Web page and app entries
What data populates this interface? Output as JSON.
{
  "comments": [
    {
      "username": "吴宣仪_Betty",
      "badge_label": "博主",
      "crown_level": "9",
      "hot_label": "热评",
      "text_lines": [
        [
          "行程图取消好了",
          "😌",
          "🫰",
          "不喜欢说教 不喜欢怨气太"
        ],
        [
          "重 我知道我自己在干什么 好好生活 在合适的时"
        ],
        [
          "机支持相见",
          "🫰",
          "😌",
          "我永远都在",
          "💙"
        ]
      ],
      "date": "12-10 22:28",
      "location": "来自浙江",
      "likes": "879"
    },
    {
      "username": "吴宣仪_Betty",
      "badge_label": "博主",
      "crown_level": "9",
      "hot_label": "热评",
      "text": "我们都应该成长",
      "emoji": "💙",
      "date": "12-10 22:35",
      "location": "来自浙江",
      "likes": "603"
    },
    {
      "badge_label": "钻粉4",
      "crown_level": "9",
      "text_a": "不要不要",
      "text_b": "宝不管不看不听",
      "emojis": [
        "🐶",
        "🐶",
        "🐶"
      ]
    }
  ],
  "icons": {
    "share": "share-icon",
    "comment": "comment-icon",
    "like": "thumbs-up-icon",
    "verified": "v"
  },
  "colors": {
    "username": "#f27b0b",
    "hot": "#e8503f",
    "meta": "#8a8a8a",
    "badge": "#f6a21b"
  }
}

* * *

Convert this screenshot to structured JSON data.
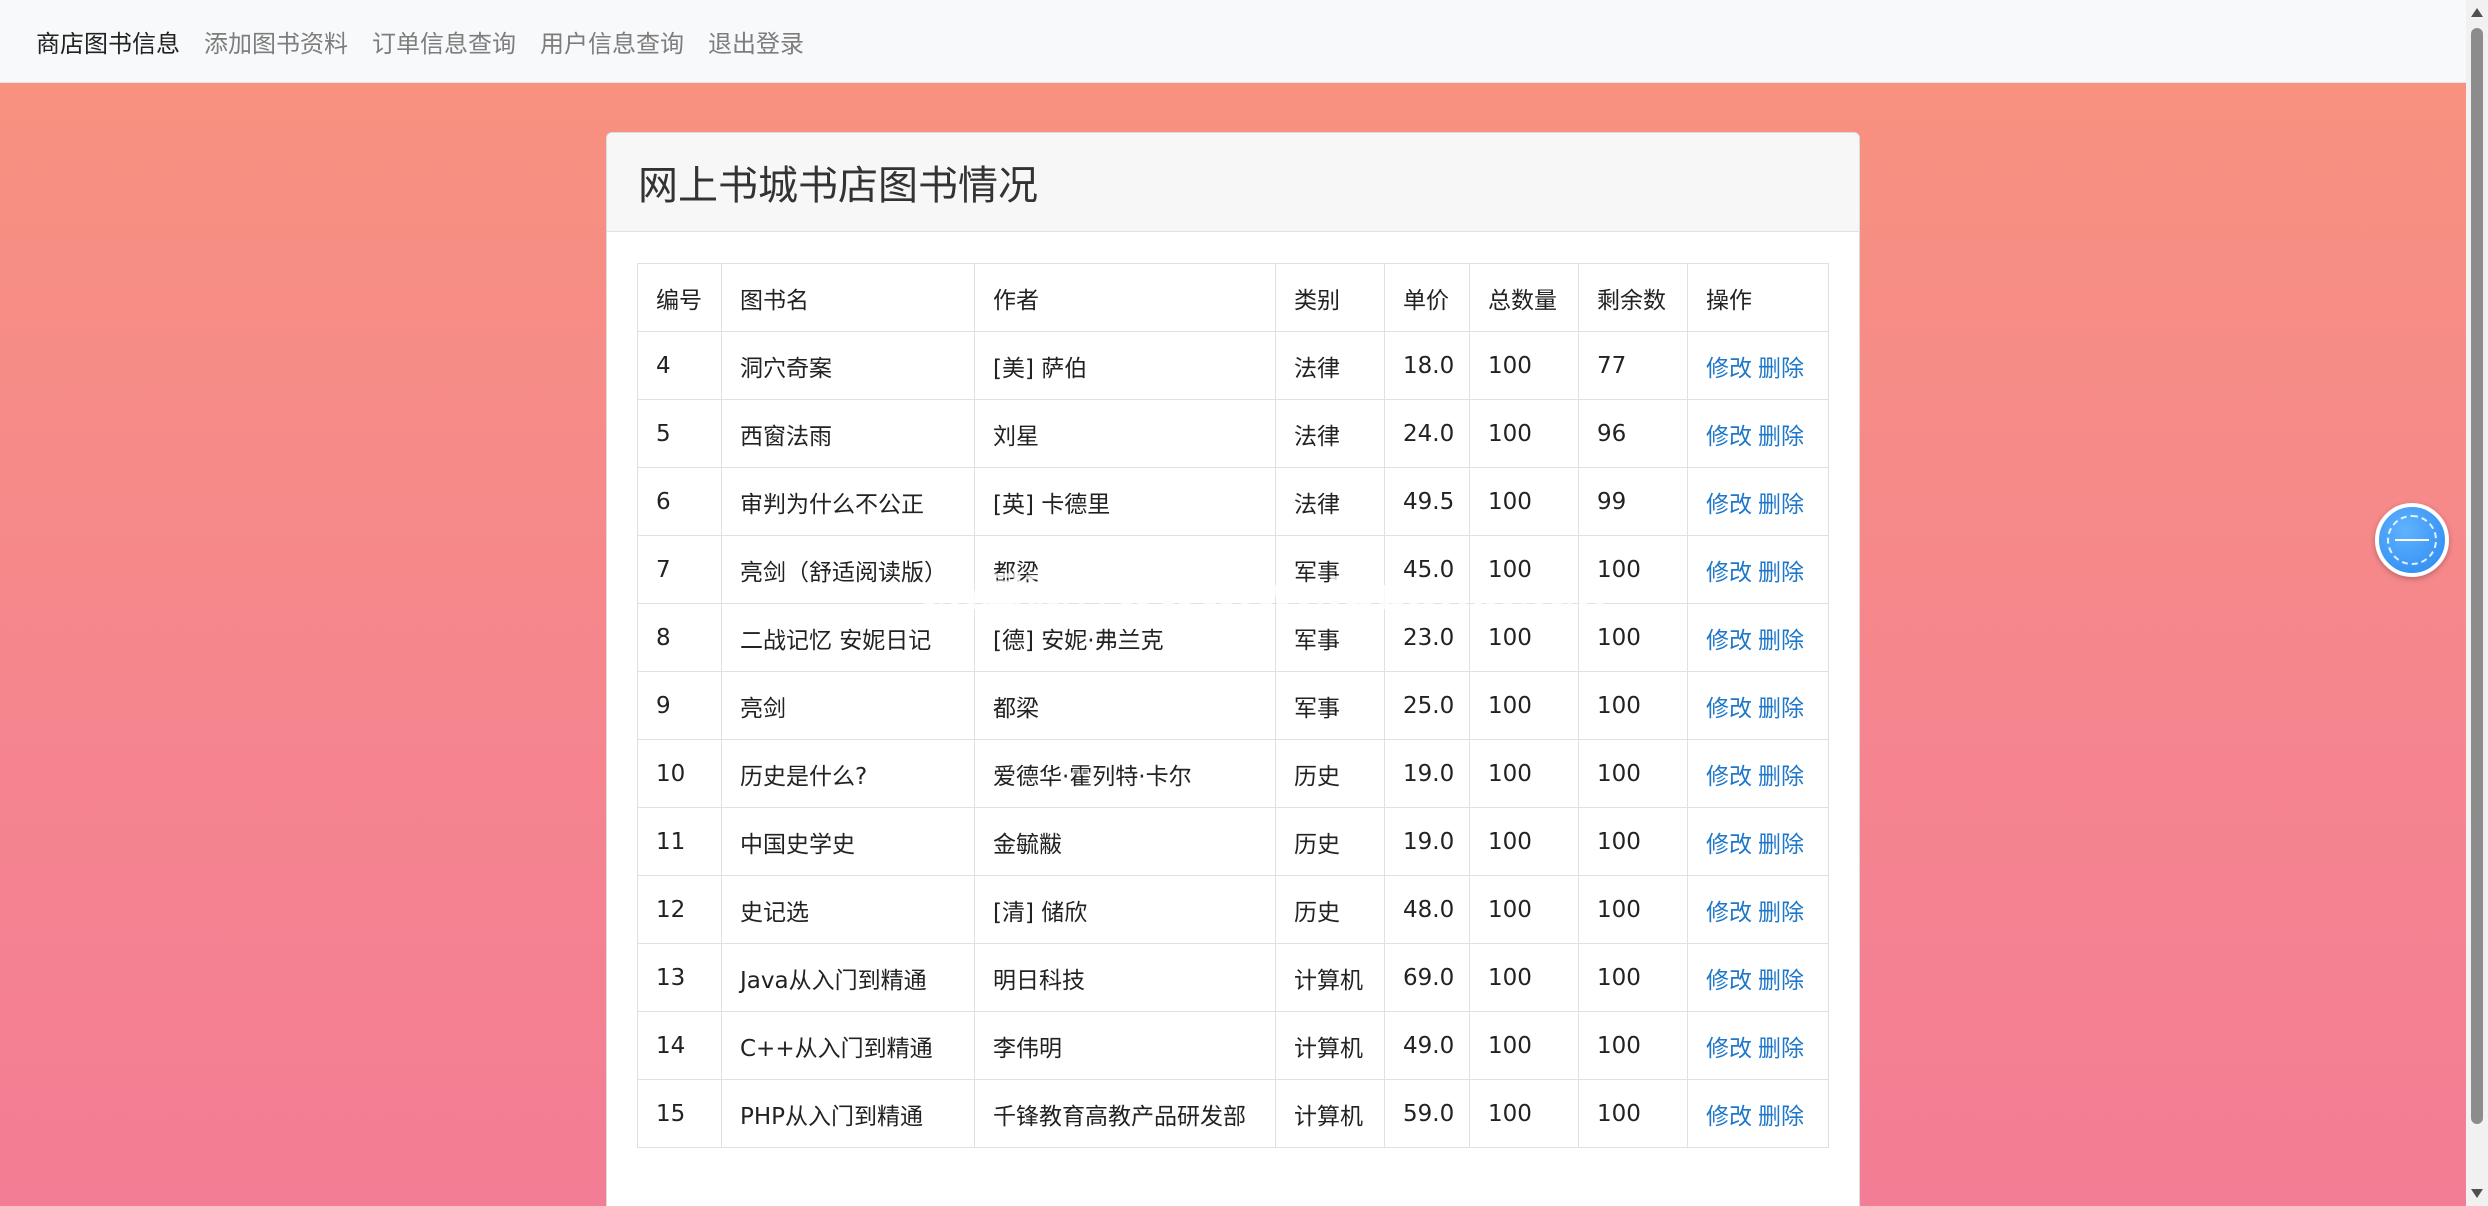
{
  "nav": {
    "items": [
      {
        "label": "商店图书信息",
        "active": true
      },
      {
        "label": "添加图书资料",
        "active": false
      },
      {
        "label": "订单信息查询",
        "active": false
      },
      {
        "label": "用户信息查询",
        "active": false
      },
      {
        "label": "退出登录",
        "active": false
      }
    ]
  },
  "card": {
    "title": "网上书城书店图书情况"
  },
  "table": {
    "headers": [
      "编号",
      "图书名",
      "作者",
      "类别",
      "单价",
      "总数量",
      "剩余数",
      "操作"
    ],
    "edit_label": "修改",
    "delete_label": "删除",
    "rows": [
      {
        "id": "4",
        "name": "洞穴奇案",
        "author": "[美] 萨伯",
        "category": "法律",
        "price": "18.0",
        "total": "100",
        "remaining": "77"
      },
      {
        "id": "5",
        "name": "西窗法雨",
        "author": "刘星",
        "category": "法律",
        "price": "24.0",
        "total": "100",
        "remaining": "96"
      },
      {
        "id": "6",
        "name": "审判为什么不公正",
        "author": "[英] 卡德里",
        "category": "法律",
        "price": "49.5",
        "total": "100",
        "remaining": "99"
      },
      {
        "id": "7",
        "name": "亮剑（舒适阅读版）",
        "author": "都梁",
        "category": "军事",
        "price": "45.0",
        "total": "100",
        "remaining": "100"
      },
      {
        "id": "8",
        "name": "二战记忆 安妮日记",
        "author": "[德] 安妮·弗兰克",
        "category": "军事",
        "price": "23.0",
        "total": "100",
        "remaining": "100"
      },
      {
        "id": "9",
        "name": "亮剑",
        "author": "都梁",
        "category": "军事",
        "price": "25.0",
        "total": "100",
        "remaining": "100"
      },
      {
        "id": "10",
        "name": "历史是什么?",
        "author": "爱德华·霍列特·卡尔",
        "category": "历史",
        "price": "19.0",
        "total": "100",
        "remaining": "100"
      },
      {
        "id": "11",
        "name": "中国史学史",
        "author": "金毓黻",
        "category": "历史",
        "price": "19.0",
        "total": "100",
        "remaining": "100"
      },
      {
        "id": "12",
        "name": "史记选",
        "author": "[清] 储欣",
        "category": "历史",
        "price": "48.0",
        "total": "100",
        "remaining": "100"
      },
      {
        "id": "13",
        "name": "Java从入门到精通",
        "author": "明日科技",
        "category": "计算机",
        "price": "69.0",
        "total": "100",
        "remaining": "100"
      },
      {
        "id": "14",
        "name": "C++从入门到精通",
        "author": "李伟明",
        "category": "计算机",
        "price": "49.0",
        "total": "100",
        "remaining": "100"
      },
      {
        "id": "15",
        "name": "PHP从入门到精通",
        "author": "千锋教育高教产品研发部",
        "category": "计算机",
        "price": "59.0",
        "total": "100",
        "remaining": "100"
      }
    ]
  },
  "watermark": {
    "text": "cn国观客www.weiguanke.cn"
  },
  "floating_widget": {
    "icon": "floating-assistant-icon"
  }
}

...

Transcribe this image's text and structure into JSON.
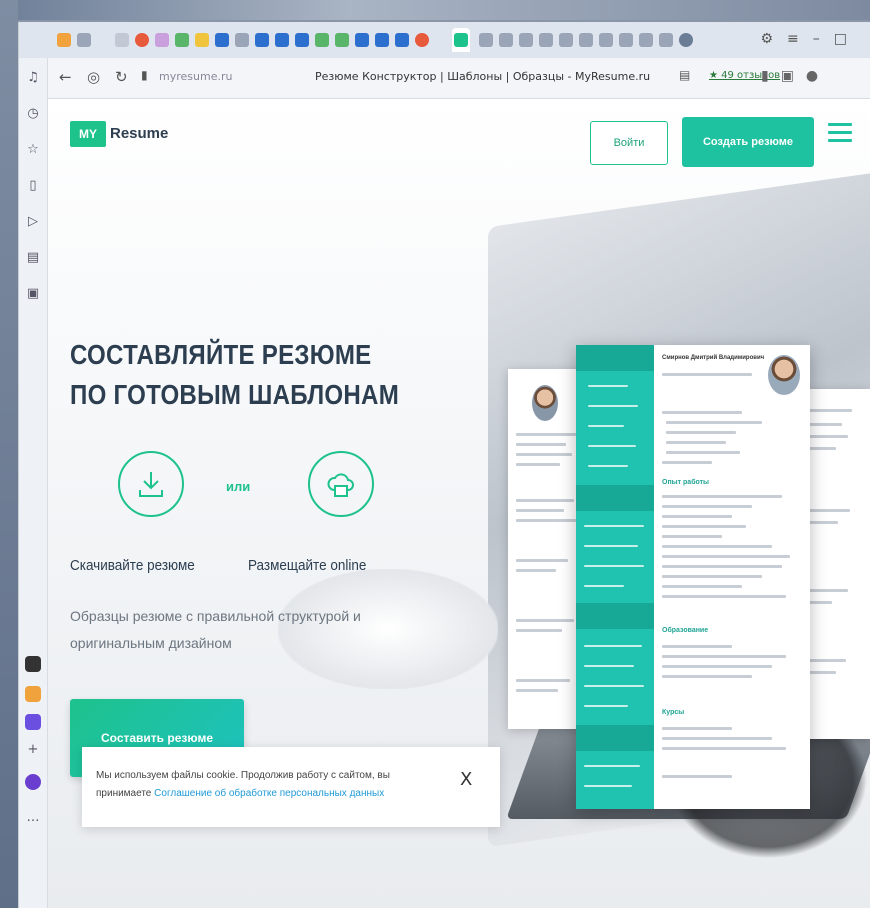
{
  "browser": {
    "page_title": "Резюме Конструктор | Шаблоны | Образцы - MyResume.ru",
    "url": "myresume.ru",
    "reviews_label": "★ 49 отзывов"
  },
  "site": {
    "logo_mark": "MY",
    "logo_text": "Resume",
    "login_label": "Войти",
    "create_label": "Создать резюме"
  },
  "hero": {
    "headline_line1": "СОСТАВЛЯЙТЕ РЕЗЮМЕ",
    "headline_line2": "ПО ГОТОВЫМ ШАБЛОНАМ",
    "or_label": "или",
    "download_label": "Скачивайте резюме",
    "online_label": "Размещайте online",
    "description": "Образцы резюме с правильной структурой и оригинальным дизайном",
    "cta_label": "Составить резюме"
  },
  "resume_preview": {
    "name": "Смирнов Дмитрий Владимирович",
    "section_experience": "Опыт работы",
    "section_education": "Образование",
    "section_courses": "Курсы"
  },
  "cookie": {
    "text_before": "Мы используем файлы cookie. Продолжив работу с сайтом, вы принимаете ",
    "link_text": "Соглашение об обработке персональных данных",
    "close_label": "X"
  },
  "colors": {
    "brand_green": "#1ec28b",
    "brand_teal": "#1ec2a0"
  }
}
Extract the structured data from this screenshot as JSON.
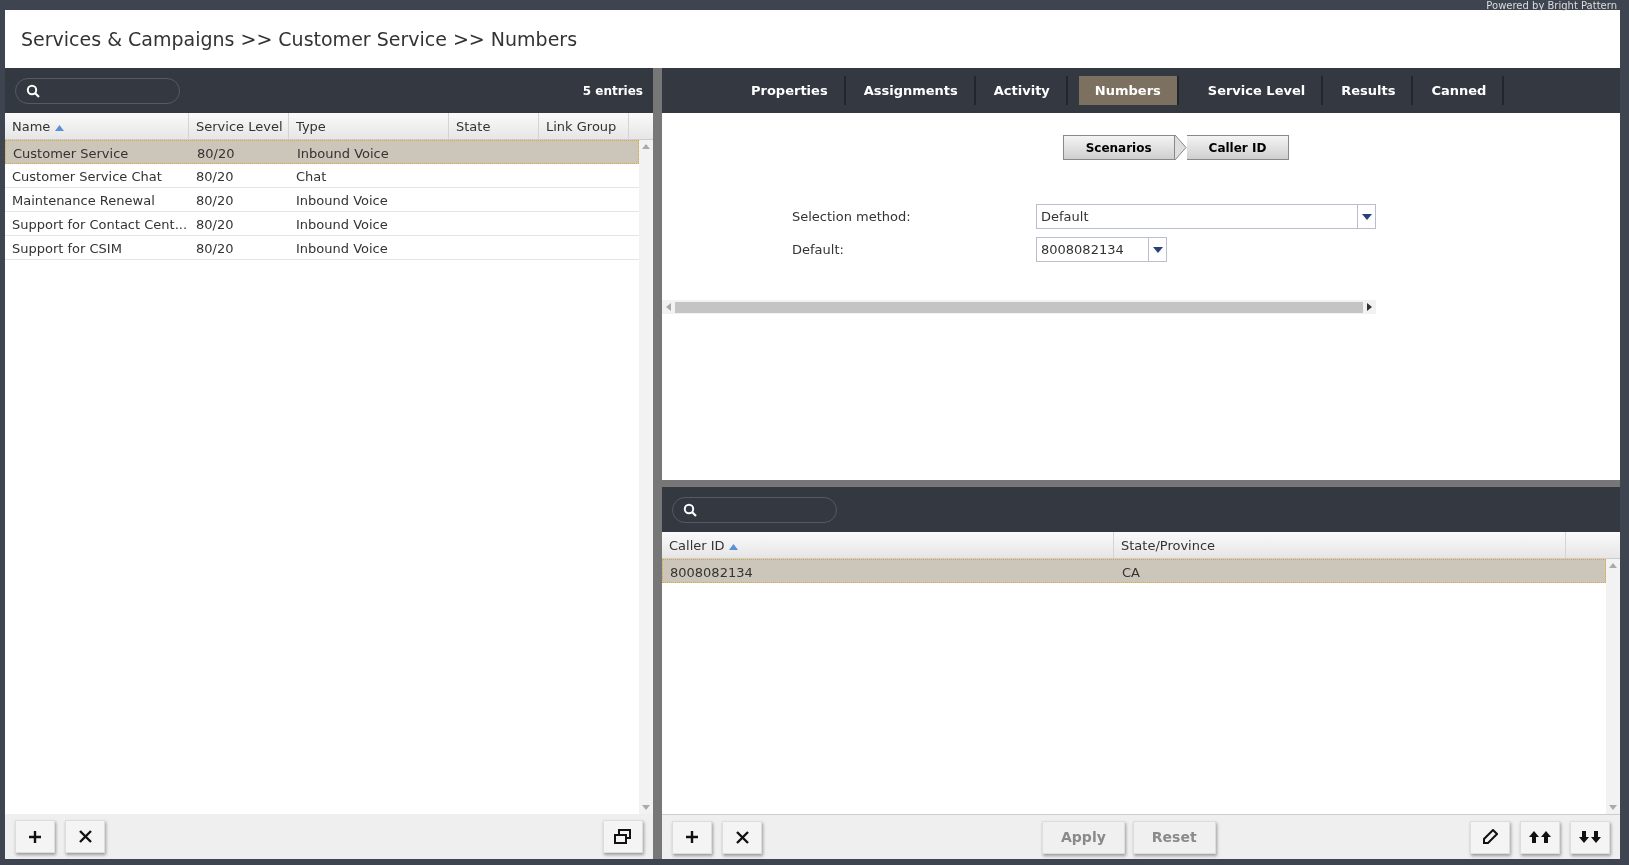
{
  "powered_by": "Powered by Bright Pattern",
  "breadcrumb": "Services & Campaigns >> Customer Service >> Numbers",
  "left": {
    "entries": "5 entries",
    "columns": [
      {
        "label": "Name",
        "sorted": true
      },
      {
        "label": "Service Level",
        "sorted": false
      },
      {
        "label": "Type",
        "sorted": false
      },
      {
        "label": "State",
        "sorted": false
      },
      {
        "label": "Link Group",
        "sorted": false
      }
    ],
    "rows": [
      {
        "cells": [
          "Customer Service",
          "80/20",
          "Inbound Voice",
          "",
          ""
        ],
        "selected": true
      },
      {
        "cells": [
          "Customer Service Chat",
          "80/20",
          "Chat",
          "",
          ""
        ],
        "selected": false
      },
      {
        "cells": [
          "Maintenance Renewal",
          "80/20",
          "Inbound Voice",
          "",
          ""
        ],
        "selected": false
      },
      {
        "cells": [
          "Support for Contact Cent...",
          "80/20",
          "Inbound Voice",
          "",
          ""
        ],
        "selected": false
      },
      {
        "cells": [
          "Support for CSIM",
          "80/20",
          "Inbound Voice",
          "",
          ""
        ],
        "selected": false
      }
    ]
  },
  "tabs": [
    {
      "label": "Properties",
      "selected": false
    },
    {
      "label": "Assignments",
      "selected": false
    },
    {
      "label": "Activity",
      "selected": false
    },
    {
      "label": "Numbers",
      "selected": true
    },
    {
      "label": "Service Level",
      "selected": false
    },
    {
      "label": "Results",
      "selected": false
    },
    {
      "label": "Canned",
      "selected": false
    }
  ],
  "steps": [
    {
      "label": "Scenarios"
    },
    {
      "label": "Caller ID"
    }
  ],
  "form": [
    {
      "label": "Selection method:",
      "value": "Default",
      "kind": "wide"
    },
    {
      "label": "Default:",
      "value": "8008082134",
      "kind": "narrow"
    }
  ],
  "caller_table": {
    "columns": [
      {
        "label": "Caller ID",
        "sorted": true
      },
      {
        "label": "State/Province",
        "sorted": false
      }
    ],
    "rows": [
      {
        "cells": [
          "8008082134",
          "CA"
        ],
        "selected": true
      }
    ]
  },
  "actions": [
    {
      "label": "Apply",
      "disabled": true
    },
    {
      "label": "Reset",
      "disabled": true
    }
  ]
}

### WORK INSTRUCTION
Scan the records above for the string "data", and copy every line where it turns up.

### EXERCISE SOLUTION
What data populates this interface? Output as JSON.
Convert this screenshot to structured JSON data.
Extract the structured data from this screenshot as JSON.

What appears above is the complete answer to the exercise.